Forty years ago, when she was Francine Hughes, she feared she would die from something else: an abusive husband. James (Mickey) Hughes had beaten and threatened his wife so regularly, in front of their children, for more than a decade, that one night, as he lay sleeping in a drunken stupor, she poured gasoline around his bed and set it on fire.
She then turned herself into the police.
The story, the case, the book and the movie that followed all became known as "The Burning Bed." But a truer name would have been The Burning Relationship. Because that is what Francine was trapped inside.
And what so many women are trapped inside today.
Many things have changed since 1977, when this story made headlines in Michigan, where the Hughes family lived. Our energy sources have changed. Our technology has changed. Laws about hate crimes and gay rights have changed.
But one thing has not changed. Men still hit women. Men still physically and emotionally abuse women.
And women still feel trapped.
TOO MUCH VIOLENCE
Consider these words from Francine Hughes to People magazine in 1984, seven years after a jury found her not guilty of her husband's murder by reasons of temporary insanity.
"I learned that if I fought back, it only made him more angry. I thought, well, maybe I could kill myself. But then I thought, if I kill myself, who is going to take care of the kids? Nobody could love them like me. I would conjure up schemes about how I would sneak off to the airport with the kids and leave. But I would picture us sitting on a park bench with nowhere to go. Then I would get scared thinking about what he would do if he found me."
You could cut and paste that sentence to many of the nearly 5 million women who are abused by an intimate partner every year in America. One in four U.S. women will experience such abuse in their lifetimes. Twenty-five percent? At a time when we consider ourselves so "enlightened" about our sensitivity?
Let's be honest.
Violence toward women is an epidemic.
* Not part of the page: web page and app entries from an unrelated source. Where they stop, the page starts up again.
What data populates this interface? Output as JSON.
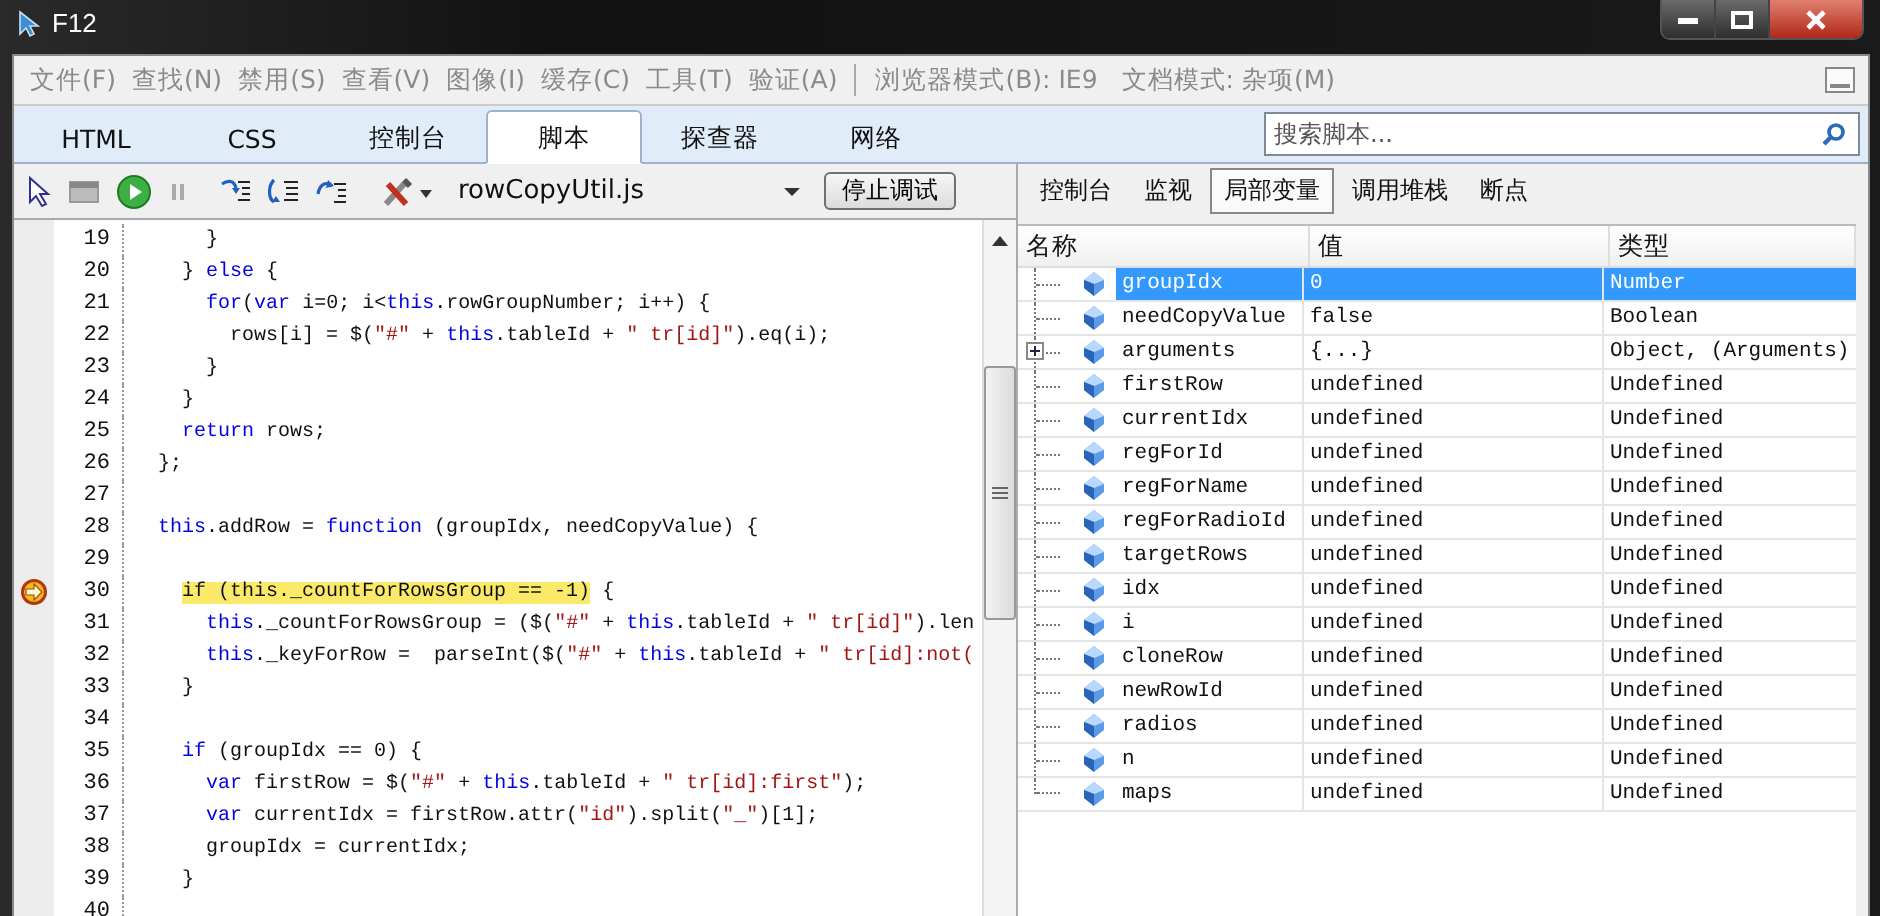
{
  "window": {
    "title": "F12"
  },
  "menu": [
    {
      "label": "文件(F)",
      "kind": "item"
    },
    {
      "label": "查找(N)",
      "kind": "item"
    },
    {
      "label": "禁用(S)",
      "kind": "item"
    },
    {
      "label": "查看(V)",
      "kind": "item"
    },
    {
      "label": "图像(I)",
      "kind": "item"
    },
    {
      "label": "缓存(C)",
      "kind": "item"
    },
    {
      "label": "工具(T)",
      "kind": "item"
    },
    {
      "label": "验证(A)",
      "kind": "item"
    },
    {
      "label": "浏览器模式(B): IE9",
      "kind": "mode"
    },
    {
      "label": "文档模式: 杂项(M)",
      "kind": "mode"
    }
  ],
  "tabs": [
    {
      "label": "HTML",
      "selected": false
    },
    {
      "label": "CSS",
      "selected": false
    },
    {
      "label": "控制台",
      "selected": false
    },
    {
      "label": "脚本",
      "selected": true
    },
    {
      "label": "探查器",
      "selected": false
    },
    {
      "label": "网络",
      "selected": false
    }
  ],
  "search": {
    "placeholder": "搜索脚本..."
  },
  "toolbar": {
    "file": "rowCopyUtil.js",
    "stop_button": "停止调试"
  },
  "code": [
    {
      "number": "19",
      "current": false,
      "tokens": [
        {
          "kind": "plain",
          "text": "    }"
        }
      ]
    },
    {
      "number": "20",
      "current": false,
      "tokens": [
        {
          "kind": "plain",
          "text": "  } "
        },
        {
          "kind": "keyword",
          "text": "else"
        },
        {
          "kind": "plain",
          "text": " {"
        }
      ]
    },
    {
      "number": "21",
      "current": false,
      "tokens": [
        {
          "kind": "keyword",
          "text": "    for"
        },
        {
          "kind": "plain",
          "text": "("
        },
        {
          "kind": "keyword",
          "text": "var"
        },
        {
          "kind": "plain",
          "text": " i=0; i<"
        },
        {
          "kind": "keyword",
          "text": "this"
        },
        {
          "kind": "plain",
          "text": ".rowGroupNumber; i++) {"
        }
      ]
    },
    {
      "number": "22",
      "current": false,
      "tokens": [
        {
          "kind": "plain",
          "text": "      rows[i] = $("
        },
        {
          "kind": "string",
          "text": "\"#\""
        },
        {
          "kind": "plain",
          "text": " + "
        },
        {
          "kind": "keyword",
          "text": "this"
        },
        {
          "kind": "plain",
          "text": ".tableId + "
        },
        {
          "kind": "string",
          "text": "\" tr[id]\""
        },
        {
          "kind": "plain",
          "text": ").eq(i);"
        }
      ]
    },
    {
      "number": "23",
      "current": false,
      "tokens": [
        {
          "kind": "plain",
          "text": "    }"
        }
      ]
    },
    {
      "number": "24",
      "current": false,
      "tokens": [
        {
          "kind": "plain",
          "text": "  }"
        }
      ]
    },
    {
      "number": "25",
      "current": false,
      "tokens": [
        {
          "kind": "keyword",
          "text": "  return"
        },
        {
          "kind": "plain",
          "text": " rows;"
        }
      ]
    },
    {
      "number": "26",
      "current": false,
      "tokens": [
        {
          "kind": "plain",
          "text": "};"
        }
      ]
    },
    {
      "number": "27",
      "current": false
    },
    {
      "number": "28",
      "current": false,
      "tokens": [
        {
          "kind": "keyword",
          "text": "this"
        },
        {
          "kind": "plain",
          "text": ".addRow = "
        },
        {
          "kind": "keyword",
          "text": "function"
        },
        {
          "kind": "plain",
          "text": " (groupIdx, needCopyValue) {"
        }
      ]
    },
    {
      "number": "29",
      "current": false
    },
    {
      "number": "30",
      "current": true,
      "tokens": [
        {
          "kind": "highlight",
          "text": "  if (this._countForRowsGroup == -1)"
        },
        {
          "kind": "plain",
          "text": " {"
        }
      ]
    },
    {
      "number": "31",
      "current": false,
      "tokens": [
        {
          "kind": "keyword",
          "text": "    this"
        },
        {
          "kind": "plain",
          "text": "._countForRowsGroup = ($("
        },
        {
          "kind": "string",
          "text": "\"#\""
        },
        {
          "kind": "plain",
          "text": " + "
        },
        {
          "kind": "keyword",
          "text": "this"
        },
        {
          "kind": "plain",
          "text": ".tableId + "
        },
        {
          "kind": "string",
          "text": "\" tr[id]\""
        },
        {
          "kind": "plain",
          "text": ").len"
        }
      ]
    },
    {
      "number": "32",
      "current": false,
      "tokens": [
        {
          "kind": "keyword",
          "text": "    this"
        },
        {
          "kind": "plain",
          "text": "._keyForRow =  parseInt($("
        },
        {
          "kind": "string",
          "text": "\"#\""
        },
        {
          "kind": "plain",
          "text": " + "
        },
        {
          "kind": "keyword",
          "text": "this"
        },
        {
          "kind": "plain",
          "text": ".tableId + "
        },
        {
          "kind": "string",
          "text": "\" tr[id]:not("
        }
      ]
    },
    {
      "number": "33",
      "current": false,
      "tokens": [
        {
          "kind": "plain",
          "text": "  }"
        }
      ]
    },
    {
      "number": "34",
      "current": false
    },
    {
      "number": "35",
      "current": false,
      "tokens": [
        {
          "kind": "keyword",
          "text": "  if"
        },
        {
          "kind": "plain",
          "text": " (groupIdx == 0) {"
        }
      ]
    },
    {
      "number": "36",
      "current": false,
      "tokens": [
        {
          "kind": "keyword",
          "text": "    var"
        },
        {
          "kind": "plain",
          "text": " firstRow = $("
        },
        {
          "kind": "string",
          "text": "\"#\""
        },
        {
          "kind": "plain",
          "text": " + "
        },
        {
          "kind": "keyword",
          "text": "this"
        },
        {
          "kind": "plain",
          "text": ".tableId + "
        },
        {
          "kind": "string",
          "text": "\" tr[id]:first\""
        },
        {
          "kind": "plain",
          "text": ");"
        }
      ]
    },
    {
      "number": "37",
      "current": false,
      "tokens": [
        {
          "kind": "keyword",
          "text": "    var"
        },
        {
          "kind": "plain",
          "text": " currentIdx = firstRow.attr("
        },
        {
          "kind": "string",
          "text": "\"id\""
        },
        {
          "kind": "plain",
          "text": ").split("
        },
        {
          "kind": "string",
          "text": "\"_\""
        },
        {
          "kind": "plain",
          "text": ")[1];"
        }
      ]
    },
    {
      "number": "38",
      "current": false,
      "tokens": [
        {
          "kind": "plain",
          "text": "    groupIdx = currentIdx;"
        }
      ]
    },
    {
      "number": "39",
      "current": false,
      "tokens": [
        {
          "kind": "plain",
          "text": "  }"
        }
      ]
    },
    {
      "number": "40",
      "current": false
    }
  ],
  "side_tabs": [
    {
      "label": "控制台",
      "selected": false
    },
    {
      "label": "监视",
      "selected": false
    },
    {
      "label": "局部变量",
      "selected": true
    },
    {
      "label": "调用堆栈",
      "selected": false
    },
    {
      "label": "断点",
      "selected": false
    }
  ],
  "locals": {
    "columns": [
      "名称",
      "值",
      "类型"
    ],
    "rows": [
      {
        "name": "groupIdx",
        "value": "0",
        "type": "Number",
        "selected": true,
        "kind": "value"
      },
      {
        "name": "needCopyValue",
        "value": "false",
        "type": "Boolean",
        "selected": false,
        "kind": "value"
      },
      {
        "name": "arguments",
        "value": "{...}",
        "type": "Object, (Arguments)",
        "selected": false,
        "kind": "object",
        "expanded": false
      },
      {
        "name": "firstRow",
        "value": "undefined",
        "type": "Undefined",
        "selected": false,
        "kind": "value"
      },
      {
        "name": "currentIdx",
        "value": "undefined",
        "type": "Undefined",
        "selected": false,
        "kind": "value"
      },
      {
        "name": "regForId",
        "value": "undefined",
        "type": "Undefined",
        "selected": false,
        "kind": "value"
      },
      {
        "name": "regForName",
        "value": "undefined",
        "type": "Undefined",
        "selected": false,
        "kind": "value"
      },
      {
        "name": "regForRadioId",
        "value": "undefined",
        "type": "Undefined",
        "selected": false,
        "kind": "value"
      },
      {
        "name": "targetRows",
        "value": "undefined",
        "type": "Undefined",
        "selected": false,
        "kind": "value"
      },
      {
        "name": "idx",
        "value": "undefined",
        "type": "Undefined",
        "selected": false,
        "kind": "value"
      },
      {
        "name": "i",
        "value": "undefined",
        "type": "Undefined",
        "selected": false,
        "kind": "value"
      },
      {
        "name": "cloneRow",
        "value": "undefined",
        "type": "Undefined",
        "selected": false,
        "kind": "value"
      },
      {
        "name": "newRowId",
        "value": "undefined",
        "type": "Undefined",
        "selected": false,
        "kind": "value"
      },
      {
        "name": "radios",
        "value": "undefined",
        "type": "Undefined",
        "selected": false,
        "kind": "value"
      },
      {
        "name": "n",
        "value": "undefined",
        "type": "Undefined",
        "selected": false,
        "kind": "value"
      },
      {
        "name": "maps",
        "value": "undefined",
        "type": "Undefined",
        "selected": false,
        "kind": "value"
      }
    ]
  }
}
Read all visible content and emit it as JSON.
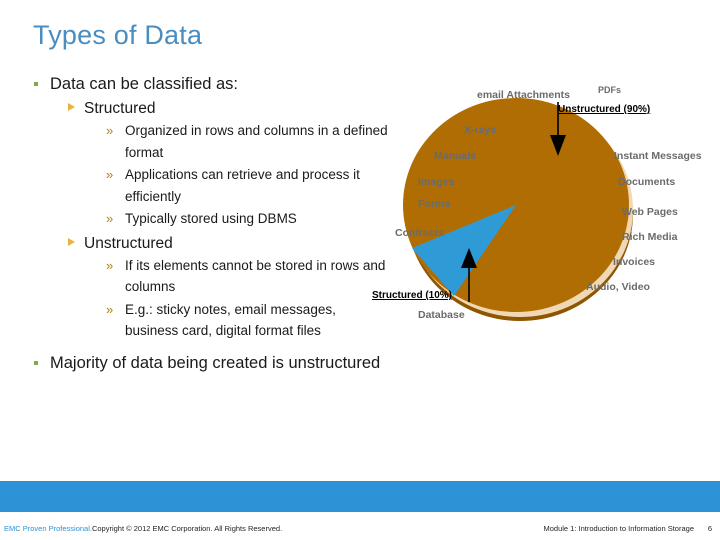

Nary a week passes without some story about a high-profile athlete or entertainer accused of such abuse. And those only make news because of celebrity.
Slapping a woman. Punching a woman. Shoving a woman out a door or down steps. Making her feel that if she leaves, she'll suffer. This happens so often in every city and town, there's no percentage that can accurately measure it.
I'm not sure it's any different now than it was in 1977. Or, for that matter, 1927. Men have been beating women since the day they realized they were physically larger and stronger. It just gets exposed more.
Which, in the end, is a good thing. And why the legacy of Francine Hughes is important.
TOO MUCH SUFFERING
At the time Hughes killed her husband, women were still largely expected to "take it." In the film version of The Burning Bed, Hughes' own mother tells her "You make a hard bed, you have to lay in it."
Hughes' own father was abusive to her mother. She witnessed it as a child. And, as is often the case, despite the shame and horror, she saw the pattern repeated and even tolerated in her own home.
The Burning Bed case was a landmark decision in domestic violence. Not everyone agreed with the jury. Some claimed that Hughes got away with murder.
But her husband got away with something for years. Endless, irrational violence. It was endured, kept quiet, hidden away in a closet the way abused women sometimes have to hide in a closet themselves.
Only a burning bed, a burning body and a jury, which understood that years of physical and emotional torture will make a person snap, allowed this case to become an example.
Francine Hughes had dreamed of becoming a nurse, to help other people. After her trial, she later met and married a man who encouraged her and achieved that dream, living quietly with a new name for decades. But she died unable to say that her signature issue had been addressed.
It shouldn't be that tough for men to stop beating women. And if we men can't stop it, then someone else should. Francine Hughes found a desperate answer. But burning in flames can't be the solution to violent abusers, no matter how much the image seems fitting.